We were headed towards Sodus Point this day, which sets right on the largest bay on Lake Ontario. As Mark stands beside the bay at Sodus Point, it seems a good time to mention another difference we have noticed in our recent travels. We're not sure if they ran out of names for towns or what, but they seem to re-use them over and over. There is the village of Sodus, not to be confused with the towns of Sodus Center or South Sodus or Sodus Point. We see similarly-named towns and villages all over New York!

Mark is standing behind the lighthouse at Sodus Point in the picture above, while Denisa and her Mother are standing beside the lighthouse. We took a guided tour of the lighthouse museum here, and learned much about this area and lighthouse-keeping.

Our tour included a trip up the winding staircase to the top of the lighthouse. We got to see its fresnel lens that makes a relatively small lightbulb bright enough to be seen 12 miles out to sea.

Also from the top of the lighthouse, we could get a bird's-eye view of Sodus Bay. Out the window on the left we can barely see the white pier light at the end of the rock jetty reaching out into Lake Ontario. We have always called these smaller structures lighthouses. But as a result of our tour we learned the fundamental difference between a lighthouse and a pier light. It must have housing quarters for the keeper to be called a lightHOUSE. Those little beamers at the end of jetties are just pier lights.

Because Denisa's Mother is with us, we got one of those rare pictures of the two of us together. It was a beautiful blue sky day! Also notice that we are wearing shorts and short sleeves this day. The weather forecast is calling for some cooler temperatures that will be causing a wardrobe change this week.

As we drove beside the bay we saw this strange yellow paddle boat with a long nose scooping up something green. Mark has become the master of U-turns as he whipped the car around to take another look. The bright yellow paddle boat was just unloading its stringy load of sea weed when we got back to the boat dock.

We watched as the load of sea weed went up the conveyor belt on the ramp and emptied into a large truck. We have also become masters at asking questions, so Mark struck up a conversation with the truck driver. He found that they harvest sea weed out of this bay once a year. It becomes a nuisance as it wraps around the propellers of boats trying to get in or out of the bay. This warmer-than-usual summer has produced a bumper crop of sea weed. These loads are spread over crop land in the area since it is a great source of nitrogen.

Our lighthouse tour guide told us about a neat little market about three miles from Sodus Point. We enjoyed some tasty sandwiches and salads, and marveled at the number of large mums that filled the parking lot in front of the market. Some mums are annuals here because of their cold winters, and we have seen more of them for sale this fall than ever before.

We have seen some evidence of that brutal New York winter weather.

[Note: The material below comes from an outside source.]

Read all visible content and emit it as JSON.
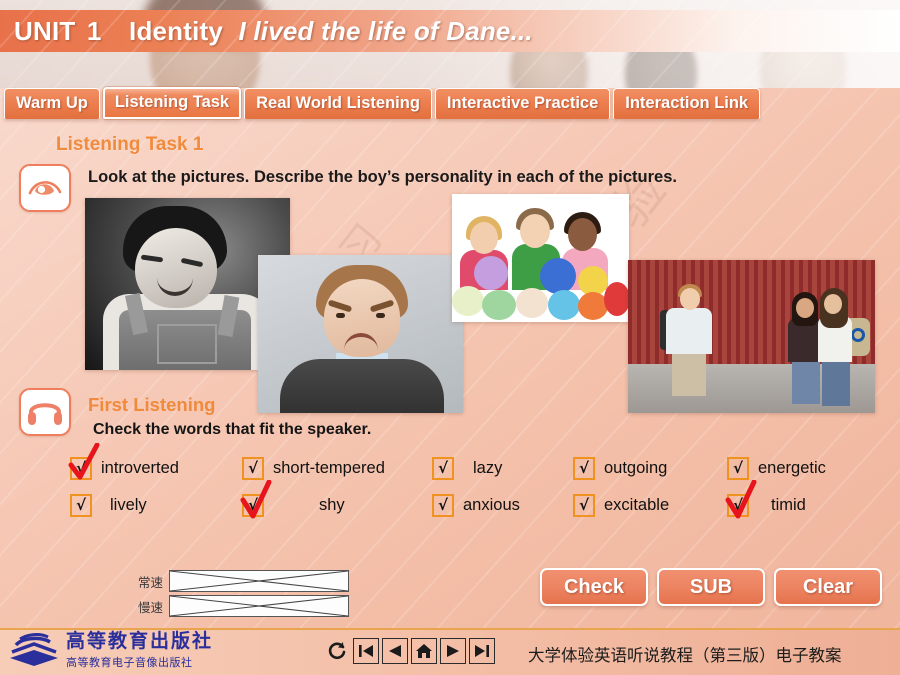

There are snowmobile crossing signs up and down the highways. That's not something you'll ever see in Oklahoma.

We then made a trip to the Farmer's Market in Sodus Center (after we couldn't find it in the similarly-named town of Sodus) to buy more fresh vegetables and baked goods. We haven't visited a grocery store in a long time because we can usually get everything we need at local markets.

Our evening plans included a trip to Fair Haven State Park. Denisa had read an article that listed the ten best spots to watch the sunset in the world. Since we couldn't get to Greece, South Africa, or Brazil tonight, we opted for the second one on the list--Fair Haven, New York. We're pretty sure the town of Fair Haven took some liberties with the official top ten list, but it got us out to the beach on a lovely evening.

It took an uneven walk on a broken jetty to get to the best viewing place in the park.

We waited patiently as the sun turned golden as it sunk lower in the sky.

We'll be leaving tomorrow for a new camp site in eastern New York. But we highly recommend a September stay in Wayne County, New York, during apple harvest!